RECORDS:
::::

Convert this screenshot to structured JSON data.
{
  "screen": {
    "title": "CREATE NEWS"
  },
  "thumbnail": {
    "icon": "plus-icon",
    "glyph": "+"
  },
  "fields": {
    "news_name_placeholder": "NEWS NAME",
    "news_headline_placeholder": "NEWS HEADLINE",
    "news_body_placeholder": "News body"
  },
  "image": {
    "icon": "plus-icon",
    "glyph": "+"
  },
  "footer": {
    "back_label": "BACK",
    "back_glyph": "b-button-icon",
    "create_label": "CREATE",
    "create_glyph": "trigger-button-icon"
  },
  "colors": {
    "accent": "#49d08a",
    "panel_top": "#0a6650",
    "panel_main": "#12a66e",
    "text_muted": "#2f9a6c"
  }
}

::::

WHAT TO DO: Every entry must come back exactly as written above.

WRITTEN RESPONSE:
Convert this screenshot to structured JSON data.
{
  "screen": {
    "title": "CREATE NEWS"
  },
  "thumbnail": {
    "icon": "plus-icon",
    "glyph": "+"
  },
  "fields": {
    "news_name_placeholder": "NEWS NAME",
    "news_headline_placeholder": "NEWS HEADLINE",
    "news_body_placeholder": "News body"
  },
  "image": {
    "icon": "plus-icon",
    "glyph": "+"
  },
  "footer": {
    "back_label": "BACK",
    "back_glyph": "b-button-icon",
    "create_label": "CREATE",
    "create_glyph": "trigger-button-icon"
  },
  "colors": {
    "accent": "#49d08a",
    "panel_top": "#0a6650",
    "panel_main": "#12a66e",
    "text_muted": "#2f9a6c"
  }
}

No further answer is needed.